“Here,” he said. He readjusted me so that my back rested against his shoulder and my legs could stretch out further. He put his arm around me, making me nervous, but in a good way. The air conditioning went blew cold air straight into my face, which was nice – maybe it would help with the growing blush on my cheeks. I still shivered a bit, both from the cold in my face and the heat from his body. “Are you cold?” he asked. His concern was endearing.
“No, I’m fine,” I replied. Soon, the heat of him was all I could feel. It was the kind of warmth that made you sleepy. I slowly and unsurely began to rest my head on his shoulder, not certain if he’d want me to. His hand gently pushed my head down the rest of the way.
“Thanks,” I said. His hair tickling the side of my face told me he was nodding. I tried not to dwell on how he was the perfect height for me to lean on and that my neck seemed molded to his shoulder. Or vice versa. Occasionally he’d steal my phone to see what I was listening to. His hair would tickle me when he nodded approvingly. Suddenly, I didn’t mind the traffic anymore.
I could feel the warmth of him on my back even as we climbed the stairs to the studio. I fell into a window seat and lounged with an arm behind my head. I saw Josh opening the Notes app on his phone. He’d written down his questions and was getting ready to write my answers.
After he was ready, I sat down on the couch next to him. “Wow. You could be a reporter if you wanted to, Josh,” I commented. He chuckled.
Conner came to rest on the arm of the sofa next to me. His thigh pressed against my elbow. I stared for a second before forcing my eyes up and looking him in the eye. He promptly winked at me, and I rolled my eyes at him before turning back to Josh. Conner pulled me over so that my head rested on his leg and I was half-sitting up. I wanted to move away, but my muscles seemed to be working against me. All I could do was position myself more comfortably. Conner’s leg didn’t have much potential for a pillow, but I wouldn’t trade it for anything, not at the moment.
“Wow. We forgot to ask you to ask you to tell us about yourself,” Carson said.
“That’s rather rude of us. Apologies. So, Vera, what do you like to do? Who are you?” Conner asked.
“Oh. Well, there’s nothing really interesting. I play tennis, I have a music addiction, and I’m kind of a cat lady. I love to exercise. It usually doesn’t matter what I do as long as it gets my heart going. I like to sing, if that wasn’t obvious. My name means ‘bringing victory’ and my nickname means ‘faith’.”
“What is one thing you really want to do before you die?” Austin asked me.
“Besides meeting you guys?” I paused to laugh at myself. “I’d want to fall in love.” I was surprised at how honest I could be in front of them.
“That’s a good one,” Austin said.
“Are you any good at writing songs?” Josh asked.

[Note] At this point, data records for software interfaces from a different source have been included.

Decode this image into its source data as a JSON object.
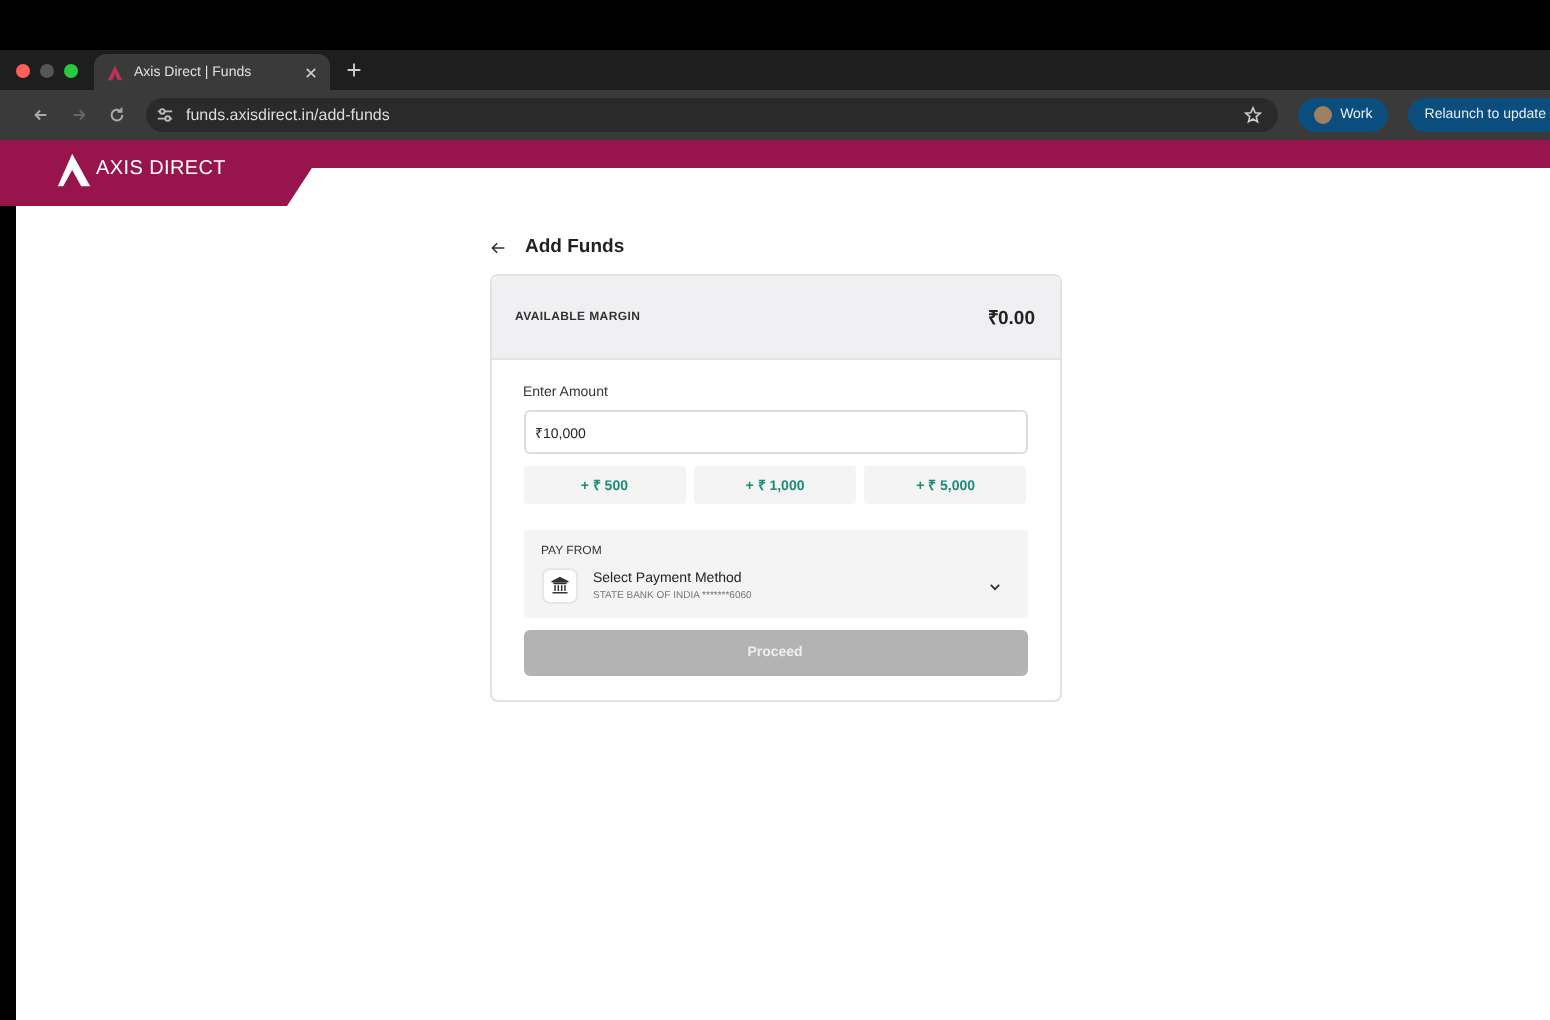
{
  "browser": {
    "tab_title": "Axis Direct | Funds",
    "url": "funds.axisdirect.in/add-funds",
    "profile": "Work",
    "update_button": "Relaunch to update"
  },
  "header": {
    "logo_text": "AXIS DIRECT"
  },
  "page": {
    "title": "Add Funds"
  },
  "margin": {
    "label": "AVAILABLE MARGIN",
    "value": "₹0.00"
  },
  "amount": {
    "label": "Enter Amount",
    "value": "₹10,000"
  },
  "quick_add": [
    "+ ₹ 500",
    "+ ₹ 1,000",
    "+ ₹ 5,000"
  ],
  "pay_from": {
    "label": "PAY FROM",
    "method": "Select Payment Method",
    "account": "STATE BANK OF INDIA *******6060"
  },
  "proceed": {
    "label": "Proceed",
    "disabled": true
  }
}
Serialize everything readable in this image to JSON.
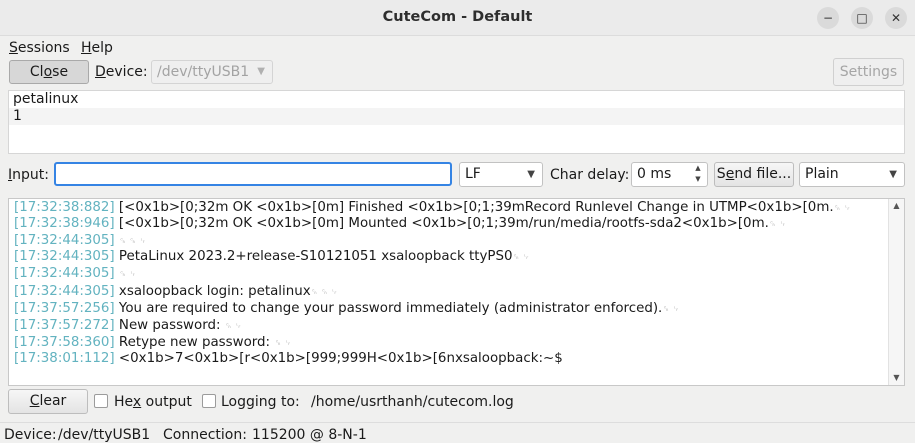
{
  "window": {
    "title": "CuteCom - Default",
    "controls": {
      "minimize": "−",
      "maximize": "□",
      "close": "✕"
    }
  },
  "menubar": {
    "sessions": {
      "first": "S",
      "rest": "essions"
    },
    "help": {
      "first": "H",
      "rest": "elp"
    }
  },
  "toolbar": {
    "close_button": {
      "first": "Cl",
      "u": "o",
      "rest": "se"
    },
    "device_label": {
      "u": "D",
      "rest": "evice:"
    },
    "device_value": "/dev/ttyUSB1",
    "settings_button": "Settings"
  },
  "output_list": [
    "petalinux",
    "1"
  ],
  "input_row": {
    "input_label": {
      "u": "I",
      "rest": "nput:"
    },
    "input_value": "",
    "line_end": "LF",
    "char_delay_label": "Char delay:",
    "char_delay_value": "0 ms",
    "send_file_button": {
      "first": "S",
      "u": "e",
      "rest": "nd file..."
    },
    "mode": "Plain"
  },
  "terminal": [
    {
      "ts": "[17:32:38:882]",
      "text": " [<0x1b>[0;32m  OK  <0x1b>[0m] Finished <0x1b>[0;1;39mRecord Runlevel Change in UTMP<0x1b>[0m.",
      "cr": "␍ ␊"
    },
    {
      "ts": "[17:32:38:946]",
      "text": " [<0x1b>[0;32m  OK  <0x1b>[0m] Mounted <0x1b>[0;1;39m/run/media/rootfs-sda2<0x1b>[0m.",
      "cr": "␍ ␊"
    },
    {
      "ts": "[17:32:44:305]",
      "text": " ",
      "cr": "␍ ␍ ␊"
    },
    {
      "ts": "[17:32:44:305]",
      "text": " PetaLinux 2023.2+release-S10121051 xsaloopback ttyPS0",
      "cr": "␍ ␊"
    },
    {
      "ts": "[17:32:44:305]",
      "text": " ",
      "cr": "␍ ␊"
    },
    {
      "ts": "[17:32:44:305]",
      "text": " xsaloopback login: petalinux",
      "cr": "␍ ␍ ␊"
    },
    {
      "ts": "[17:37:57:256]",
      "text": " You are required to change your password immediately (administrator enforced).",
      "cr": "␍ ␊"
    },
    {
      "ts": "[17:37:57:272]",
      "text": " New password: ",
      "cr": "␍ ␊"
    },
    {
      "ts": "[17:37:58:360]",
      "text": " Retype new password: ",
      "cr": "␍ ␊"
    },
    {
      "ts": "[17:38:01:112]",
      "text": " <0x1b>7<0x1b>[r<0x1b>[999;999H<0x1b>[6nxsaloopback:~$",
      "cr": ""
    }
  ],
  "bottom": {
    "clear_button": {
      "u": "C",
      "rest": "lear"
    },
    "hex_output": {
      "first": "He",
      "u": "x",
      "rest": " output",
      "checked": false
    },
    "logging": {
      "label": "Logging to:",
      "checked": false
    },
    "log_path": "/home/usrthanh/cutecom.log"
  },
  "status": {
    "device_label": "Device:",
    "device_value": "/dev/ttyUSB1",
    "connection_label": "Connection:",
    "connection_value": "115200 @ 8-N-1"
  }
}
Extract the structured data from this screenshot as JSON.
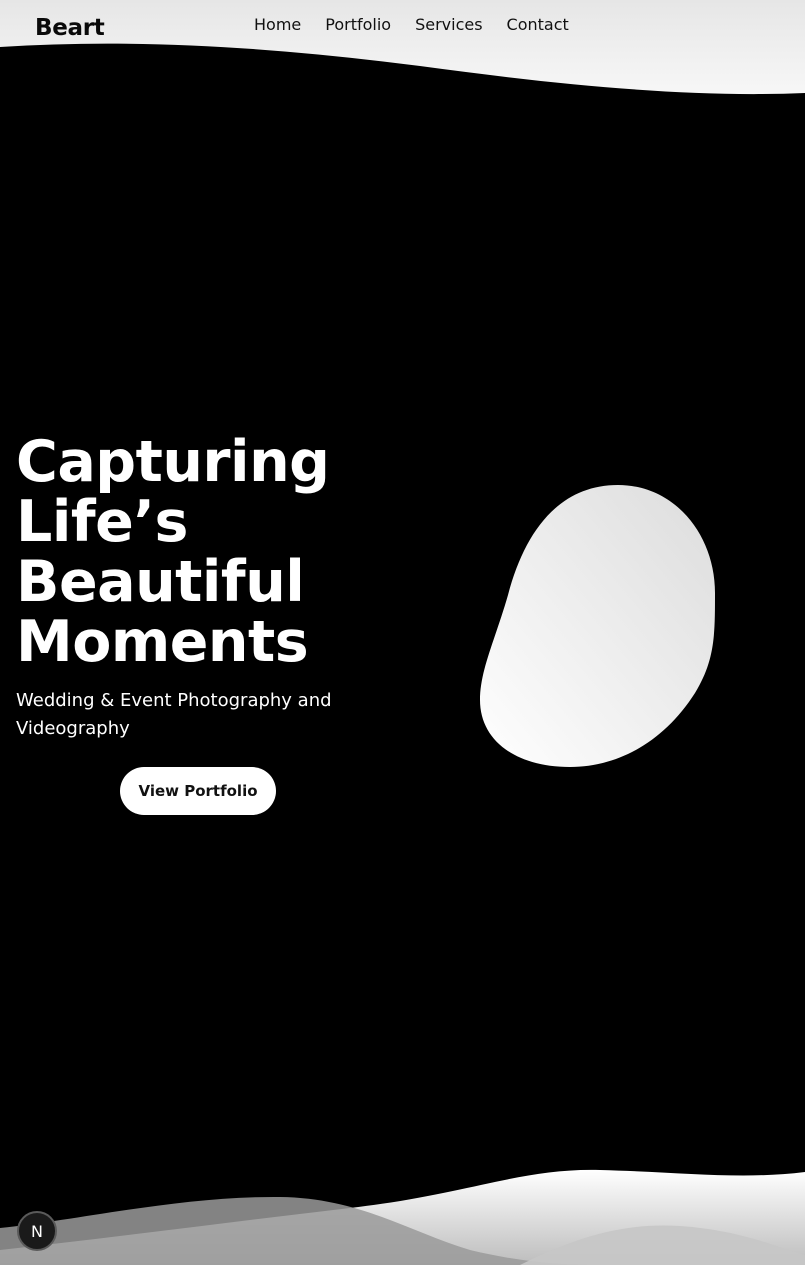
{
  "brand": {
    "name": "Beart"
  },
  "nav": {
    "items": [
      {
        "label": "Home"
      },
      {
        "label": "Portfolio"
      },
      {
        "label": "Services"
      },
      {
        "label": "Contact"
      }
    ]
  },
  "hero": {
    "title_lines": [
      "Capturing",
      "Life’s",
      "Beautiful",
      "Moments"
    ],
    "subtitle": "Wedding & Event Photography and Videography",
    "cta_label": "View Portfolio"
  },
  "dev_badge": {
    "label": "N"
  },
  "colors": {
    "background": "#000000",
    "accent": "#ffffff",
    "wave_light": "#f2f2f2",
    "wave_mid": "#a9a9a9"
  },
  "icons": {
    "blob_shape": "abstract-blob-icon",
    "dev_badge": "nextjs-badge-icon"
  }
}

“Well, I haven’t really tried it before. I used to write, well, um, poetry and things like that, if that helps.” My response was one of the most awkward things I’d ever said.
Their only responses were a quirked eyebrow from Josh, a grin from Austin, and a quiet laugh from Carson. Except for Conner, of course.
“I can see that. You in the corner, hunched over your phone with your earbuds in, writing poems,” Conner said. He had no idea how close to home he’d hit. “A mysterious poetry-writer and cat lady. Intriguing. Is your poetry good?”
I could feel my cheeks turning an unattractive shade of red. All I could think was God, no, God, no, God, no over and over. That was something none of them ever needed to see. Thankfully, Josh cleared his throat loudly.
“How did you find out about us?”
“It was an accident, honestly. SoundCloud was playing random music it thought I might like and Testify came on. And from that point on, I was obsessed, really.”
“A modern love story – teenage girl meets music,” Austin said.
I nodded earnestly. “You just described my entire life right there. I probably spend too much time on music,” I said, smiling. “What’s next?”